Data from the charities in the UK imply that the impact of not being able to access the internet has catastrophic consequences for the millions of people living in low-income households, with children being the most at risk. The digital divide expressed itself during the pandemic and pushed the most vulnerable groups even further to the margins of society.
Difficulties with digital exclusion didn’t arise overnight, as the issue is known to many non-profit organizations for a long time. People who don’t have enough finances to access fixed internet services find it harder to access health and education services and benefits system. Digitalization has become a part of our daily lives, while many remain excluded.
Children and teenagers who are involved in the educational process and are therefore unable to follow the learning requirements are particularly vulnerable, especially now in the pandemic crisis, when distance learning is taking place. This kind of digital isolation reflects the inability to establish social networks, which is why teenagers and children face loneliness and exclusion from their peers.
Parents struggle to provide children with digital access

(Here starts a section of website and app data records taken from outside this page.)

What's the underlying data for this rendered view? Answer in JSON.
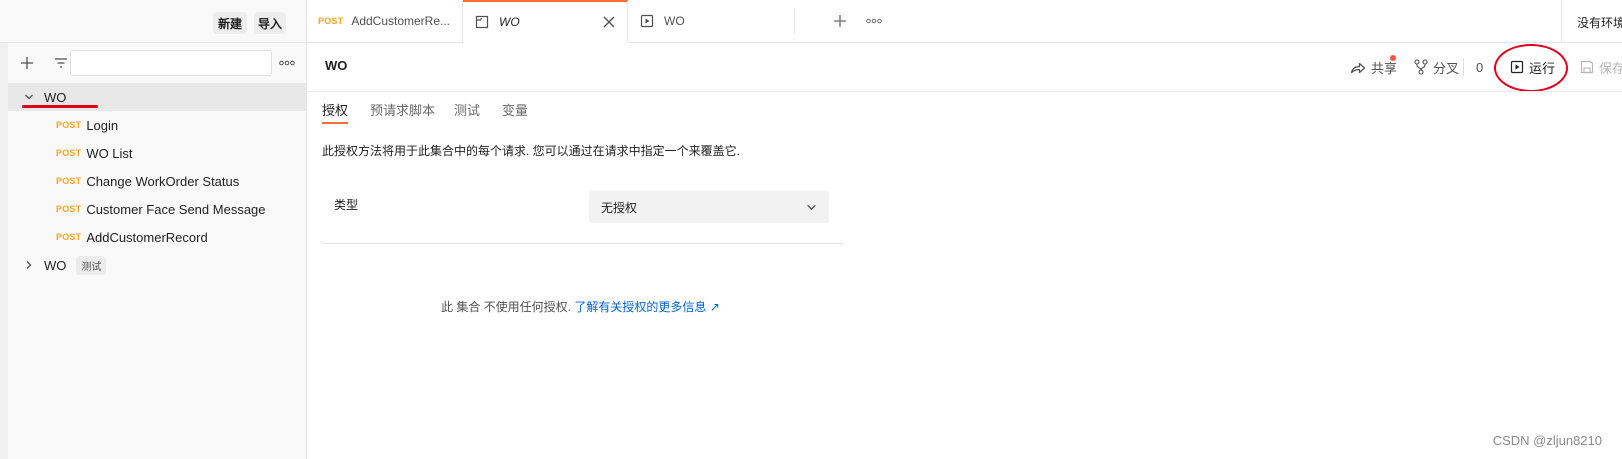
{
  "topbar": {
    "new_label": "新建",
    "import_label": "导入",
    "tabs": [
      {
        "method": "POST",
        "label": "AddCustomerRe..."
      },
      {
        "label": "WO"
      },
      {
        "label": "WO"
      }
    ],
    "env_label": "没有环境"
  },
  "sidebar": {
    "collections": [
      {
        "name": "WO",
        "expanded": true,
        "requests": [
          {
            "method": "POST",
            "name": "Login"
          },
          {
            "method": "POST",
            "name": "WO List"
          },
          {
            "method": "POST",
            "name": "Change WorkOrder Status"
          },
          {
            "method": "POST",
            "name": "Customer Face Send Message"
          },
          {
            "method": "POST",
            "name": "AddCustomerRecord"
          }
        ]
      },
      {
        "name": "WO",
        "badge": "测试",
        "expanded": false
      }
    ]
  },
  "main": {
    "title": "WO",
    "actions": {
      "share": "共享",
      "fork": "分叉",
      "fork_count": "0",
      "run": "运行",
      "save": "保存"
    },
    "tabs": [
      "授权",
      "预请求脚本",
      "测试",
      "变量"
    ],
    "active_tab": "授权",
    "auth": {
      "description": "此授权方法将用于此集合中的每个请求. 您可以通过在请求中指定一个来覆盖它.",
      "type_label": "类型",
      "type_value": "无授权",
      "info_text": "此 集合 不使用任何授权.",
      "info_link": "了解有关授权的更多信息 ↗"
    }
  },
  "watermark": "CSDN @zljun8210",
  "colors": {
    "accent": "#ff6c37",
    "post_method": "#f6a623",
    "link": "#0265d2",
    "annotation": "#e0001a"
  }
}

Around two million people in the UK don’t have internet access, while 29 million people are online only when they purchase a card with mobile data. When they spend it, they have to buy more data, while the prices are going up and take a large proportion of expenses in low-income households that cannot afford expensive telecommunication packages (wi-fi at home) on fixed-term contracts.
Humanitarian organizations tell stories that many parents have difficulty providing their children with access to the internet, often hesitating whether to buy food or a mobile data card. The shortage mainly affects children and teenagers in households where both parents earn between 6,000 and 10,000 pounds a year. Therefore, there is a direct link between poverty and digital exclusion.
Digital exclusion on children’s learning and education
A digital divide, which expanded even more during the pandemic, has many consequences for the youth, especially in lost educational opportunities. Disadvantaged children have difficulty following the outlined learning process, as they are unable to learn from home and prepare for the subject matter as they did in the classroom before the pandemic.
They have difficulty engaging in online lectures where teachers explain the subject matter. They also cannot use interactive learning platforms, do seminar and homework assignments, and research projects. The latter was crucial even before the pandemic, while the education process now has almost entirely moved online.
Educational institutions are trying to apply some actions into the system to help reduce digital exclusion between students who have access to the internet and those who don’t or can’t be online when they need to. Therefore, they call parents to inform them of, for example, test dates, seminar assignment dates, etc.
Digital exclusion affects missed opportunities offered by the education system. Grades of digitally excluded elementary, high school, and college students are lower than classmates who can get online whenever they want. Disadvantaged children need to work harder and put more effort into good grades, while the question is whether they also receive parental support.
Digital divide and other effects on the youth
The digital divide affects people in different ways. Members of a household stay in their homes and have less contact with the outside world. The latter is also linked to poverty. Children and teenagers feel cut off from their peers, unable to build social networks and make new friendships.
On the other hand, digital isolation also affects other spheres in children’s lives, not just education and learning. Parents cannot provide their children with optimal access to health services, and many of them ask friends or acquaintances if they can submit online forms, find online information about their doctor’s contact number, food bank locations, etc.
Inadequate internet literacy also affects employment opportunities, as all job applications have to be sent via e-mail. Civil service, banks, and various institutions are implementing digitalized solutions as much as possible, so the poorest in the UK don’t have access to many services and information.
Is there a solution?
Some non-profit organizations recognized a great need to help low-income households during the pandemic, which only increased the poverty rate. It also showed how many children do not have digital access and cannot be actively involved in distance learning. To help parents pay for living expenses, the government has put forward a proposal to increase child benefits. However, in the long run, this is not the solution.
During the pandemic, a variety of charities and volunteers have supplied children and teenagers with computers, while a new campaign is on the rise, asking companies to donate electronic devices, mobile data cards, and mobile hotspots. Nevertheless, it is clear that a lot more needs to be done in this field.